My Dinner with Icicle
The other major event this week comes when Barbara invites her extremely nice boss, Jordan Mahkent, to bring his family over to her house for dinner. I love the dynamics at play during this sequence. I think that Barbara and Jordan are genuine. Jordan seems to want the best for the town and his country, but believes that the people in the country don’t know what the best is. He thinks he’s right. Barbara admires him. He admires her purity. I could be wrong about this, but if Jordan knows, the show isn’t foreshadowing that at all.
While those two are in the dark, though, there’s a lot of other stuff going on. Courtney puts down a scalding hot plate near Jordan and he lifts it without flinching, tipping Courtney off. Courtney becomes increasingly antsy and argumentative throughout dinner, causing Jordan’s parents to say that they don’t like her (in Norwegian). Courtney’s little brother, Mike, is meanwhile perplexed by the whole event. Cameron, Courtney’s prom date, only has eyes for her.
The whole sequence feels like one of those scenes where the enemy soldiers stop by the home of a family in the city they’re occupying and the family has to be on tiptoes and careful the whole time. Only not all the soldiers know they’re in the house of the enemy and not all of the family members realize how much danger they’re in.
So, mom, uh, I can explain
The biggest revelation of the episode comes when Barbara walks downstairs after the family dinner… to see Patrick and Courtney talking while a glowing staff floats next to them. It reminded me of the end of Spider-Man: Homecoming.
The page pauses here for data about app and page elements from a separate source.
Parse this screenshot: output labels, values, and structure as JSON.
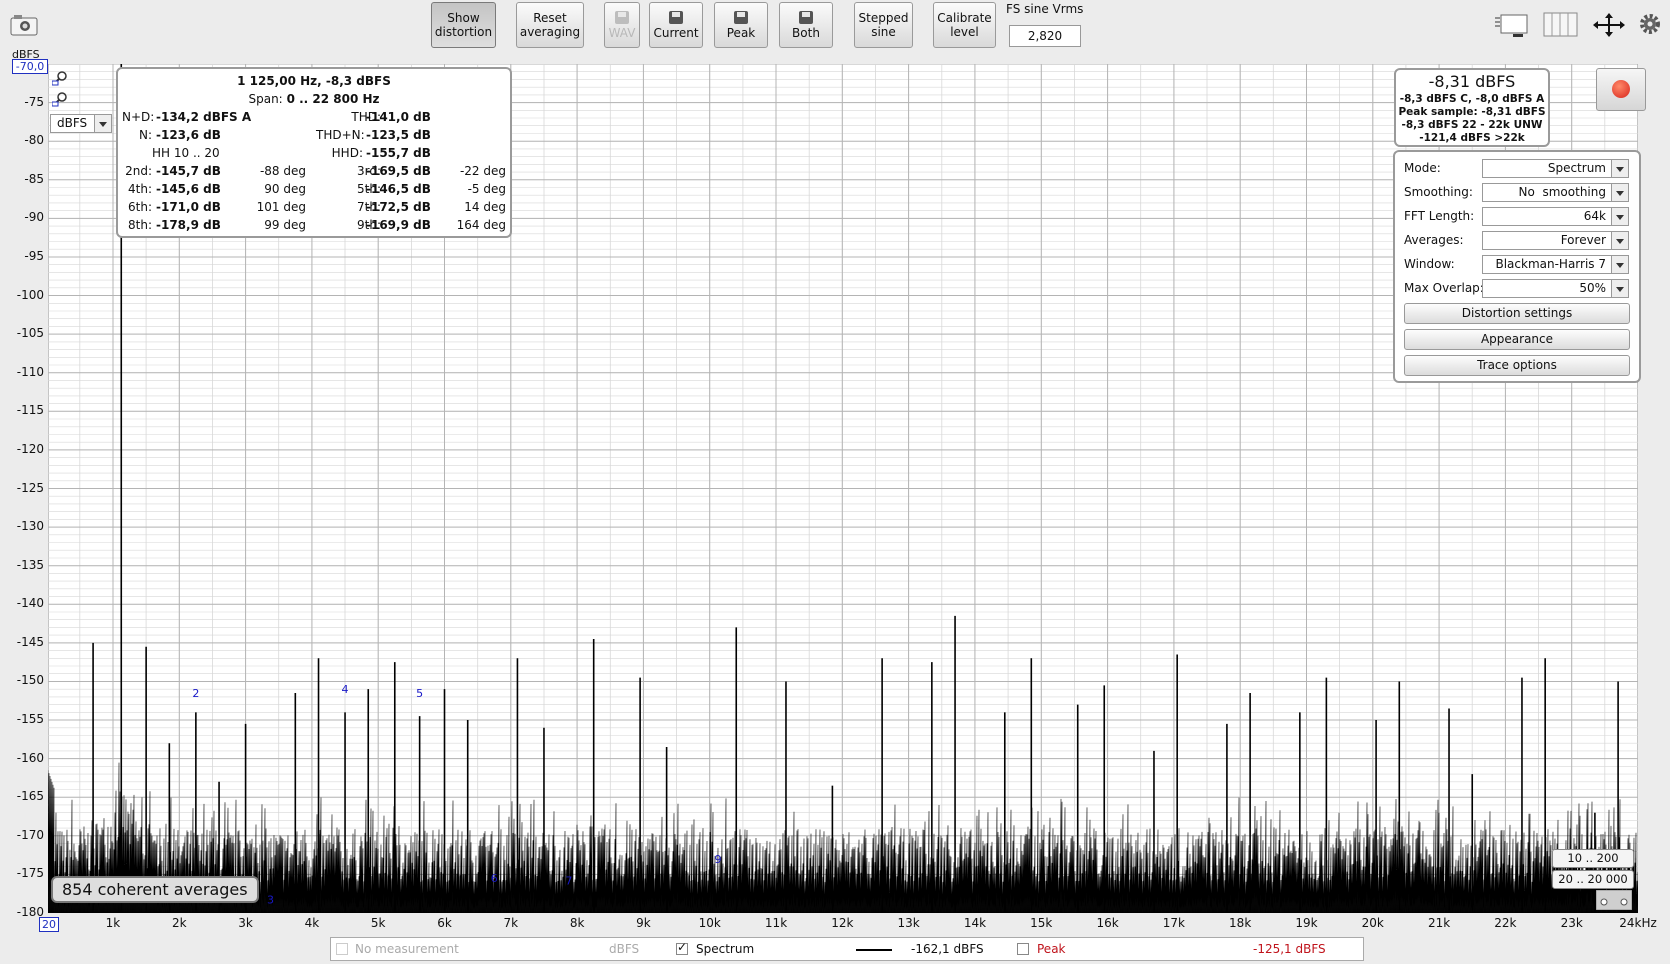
{
  "toolbar": {
    "show_distortion": "Show\ndistortion",
    "reset_averaging": "Reset\naveraging",
    "wav": "WAV",
    "current": "Current",
    "peak": "Peak",
    "both": "Both",
    "stepped_sine": "Stepped\nsine",
    "calibrate_level": "Calibrate\nlevel",
    "fs_sine_label": "FS sine Vrms",
    "fs_sine_value": "2,820"
  },
  "axis": {
    "y_unit": "dBFS",
    "y_top_value": "-70,0",
    "y_ticks": [
      "-75",
      "-80",
      "-85",
      "-90",
      "-95",
      "-100",
      "-105",
      "-110",
      "-115",
      "-120",
      "-125",
      "-130",
      "-135",
      "-140",
      "-145",
      "-150",
      "-155",
      "-160",
      "-165",
      "-170",
      "-175",
      "-180"
    ],
    "x_start": "20",
    "x_ticks": [
      "1k",
      "2k",
      "3k",
      "4k",
      "5k",
      "6k",
      "7k",
      "8k",
      "9k",
      "10k",
      "11k",
      "12k",
      "13k",
      "14k",
      "15k",
      "16k",
      "17k",
      "18k",
      "19k",
      "20k",
      "21k",
      "22k",
      "23k",
      "24kHz"
    ],
    "unit_select": "dBFS"
  },
  "distortion": {
    "header": "1 125,00 Hz, -8,3 dBFS",
    "span_label": "Span:",
    "span_value": "0 .. 22 800 Hz",
    "nd_label": "N+D:",
    "nd_value": "-134,2 dBFS A",
    "thd_label": "THD:",
    "thd_value": "-141,0 dB",
    "n_label": "N:",
    "n_value": "-123,6 dB",
    "thdn_label": "THD+N:",
    "thdn_value": "-123,5 dB",
    "hh_label": "HH 10 .. 20",
    "hhd_label": "HHD:",
    "hhd_value": "-155,7 dB",
    "harmonics": [
      {
        "l1": "2nd:",
        "v1": "-145,7 dB",
        "d1": "-88 deg",
        "l2": "3rd:",
        "v2": "-169,5 dB",
        "d2": "-22 deg"
      },
      {
        "l1": "4th:",
        "v1": "-145,6 dB",
        "d1": "90 deg",
        "l2": "5th:",
        "v2": "-146,5 dB",
        "d2": "-5 deg"
      },
      {
        "l1": "6th:",
        "v1": "-171,0 dB",
        "d1": "101 deg",
        "l2": "7th:",
        "v2": "-172,5 dB",
        "d2": "14 deg"
      },
      {
        "l1": "8th:",
        "v1": "-178,9 dB",
        "d1": "99 deg",
        "l2": "9th:",
        "v2": "-169,9 dB",
        "d2": "164 deg"
      }
    ]
  },
  "level": {
    "main": "-8,31 dBFS",
    "line1": "-8,3 dBFS C, -8,0 dBFS A",
    "line2": "Peak sample: -8,31 dBFS",
    "line3": "-8,3 dBFS 22 - 22k UNW",
    "line4": "-121,4 dBFS >22k"
  },
  "settings": {
    "mode_label": "Mode:",
    "mode_value": "Spectrum",
    "smoothing_label": "Smoothing:",
    "smoothing_value": "No  smoothing",
    "fft_label": "FFT Length:",
    "fft_value": "64k",
    "averages_label": "Averages:",
    "averages_value": "Forever",
    "window_label": "Window:",
    "window_value": "Blackman-Harris 7",
    "overlap_label": "Max Overlap:",
    "overlap_value": "50%",
    "distortion_settings": "Distortion settings",
    "appearance": "Appearance",
    "trace_options": "Trace options"
  },
  "averages_badge": "854 coherent averages",
  "range_buttons": {
    "r1": "10 .. 200",
    "r2": "20 .. 20 000"
  },
  "harmonic_markers": [
    "2",
    "4",
    "5",
    "3",
    "6",
    "7",
    "9"
  ],
  "legend": {
    "no_measurement": "No measurement",
    "no_measurement_unit": "dBFS",
    "spectrum": "Spectrum",
    "spectrum_value": "-162,1 dBFS",
    "peak": "Peak",
    "peak_value": "-125,1 dBFS"
  },
  "colors": {
    "peak_text": "#c0141c",
    "marker_blue": "#1818c8",
    "record_red": "#e03018"
  },
  "chart_data": {
    "type": "line",
    "xlabel": "",
    "ylabel": "dBFS",
    "xlim": [
      20,
      24000
    ],
    "ylim": [
      -180,
      -70
    ],
    "series": [
      {
        "name": "Spectrum"
      }
    ],
    "peaks": [
      {
        "x": 700,
        "y": -145
      },
      {
        "x": 1125,
        "y": -8.3
      },
      {
        "x": 1500,
        "y": -145.5
      },
      {
        "x": 1850,
        "y": -158
      },
      {
        "x": 2250,
        "y": -154
      },
      {
        "x": 2600,
        "y": -163
      },
      {
        "x": 3000,
        "y": -155.5
      },
      {
        "x": 3750,
        "y": -151.5
      },
      {
        "x": 4100,
        "y": -147
      },
      {
        "x": 4500,
        "y": -154
      },
      {
        "x": 4850,
        "y": -151
      },
      {
        "x": 5250,
        "y": -147.5
      },
      {
        "x": 5625,
        "y": -154.5
      },
      {
        "x": 6000,
        "y": -151
      },
      {
        "x": 6350,
        "y": -155
      },
      {
        "x": 7100,
        "y": -147
      },
      {
        "x": 7500,
        "y": -156
      },
      {
        "x": 8250,
        "y": -144.5
      },
      {
        "x": 8950,
        "y": -149.5
      },
      {
        "x": 9350,
        "y": -158.5
      },
      {
        "x": 10400,
        "y": -143
      },
      {
        "x": 11150,
        "y": -150
      },
      {
        "x": 11850,
        "y": -163.5
      },
      {
        "x": 12600,
        "y": -147
      },
      {
        "x": 13350,
        "y": -147.5
      },
      {
        "x": 13700,
        "y": -141.5
      },
      {
        "x": 14450,
        "y": -154
      },
      {
        "x": 14850,
        "y": -147
      },
      {
        "x": 15550,
        "y": -153
      },
      {
        "x": 15950,
        "y": -150.5
      },
      {
        "x": 16700,
        "y": -159
      },
      {
        "x": 17050,
        "y": -146.5
      },
      {
        "x": 17800,
        "y": -155.5
      },
      {
        "x": 18150,
        "y": -151.5
      },
      {
        "x": 18900,
        "y": -154
      },
      {
        "x": 19300,
        "y": -149.5
      },
      {
        "x": 20050,
        "y": -155
      },
      {
        "x": 20400,
        "y": -150
      },
      {
        "x": 21150,
        "y": -153.5
      },
      {
        "x": 21500,
        "y": -162
      },
      {
        "x": 22250,
        "y": -149.5
      },
      {
        "x": 22600,
        "y": -147
      },
      {
        "x": 23350,
        "y": -167
      },
      {
        "x": 23700,
        "y": -150
      }
    ]
  }
}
Only I don’t think Barbara is going to be as keen on the whole thing as Aunt May is.
Two other moments stick out. We catch up with Cindy briefly to find out that her father has her imprisoned in a cell in his underground base, and when she won’t settle down, he gasses her to put her to sleep. I see one of two futures for her. Either she ends up hypnotized/reconditioned by her father and forced into battle, or she betrays the ISA and becomes a Cool Girl instead of a Mean Girl. And finally, we get another scene with the Irish janitor who saved Courtney. He has a vision where his broomstick turns into Courtney’s cosmic staff. Nothing about this guy exudes evil, and I’m super curious about him.
Finally, we now know about the ISA’s plan. They have a psychic amplifier, with which they plan to enslave the central United States, turning it into an ISA-approved nation. At least they’re not drilling a hole, like on Arrow, Runaways, AND Daredevil.
Despite the show’s questionable start, I’m finding myself curious about where most of these characters are headed. The show has to make good on that, but we’re off to a good start. We’re on episode 9 of 13, which is enough time to let the JSA face off against the ISA in some minor way. With the show already approved for a second season, I’m ready to get invested in the show.
Stargirl is airing on The CW and DC Universe.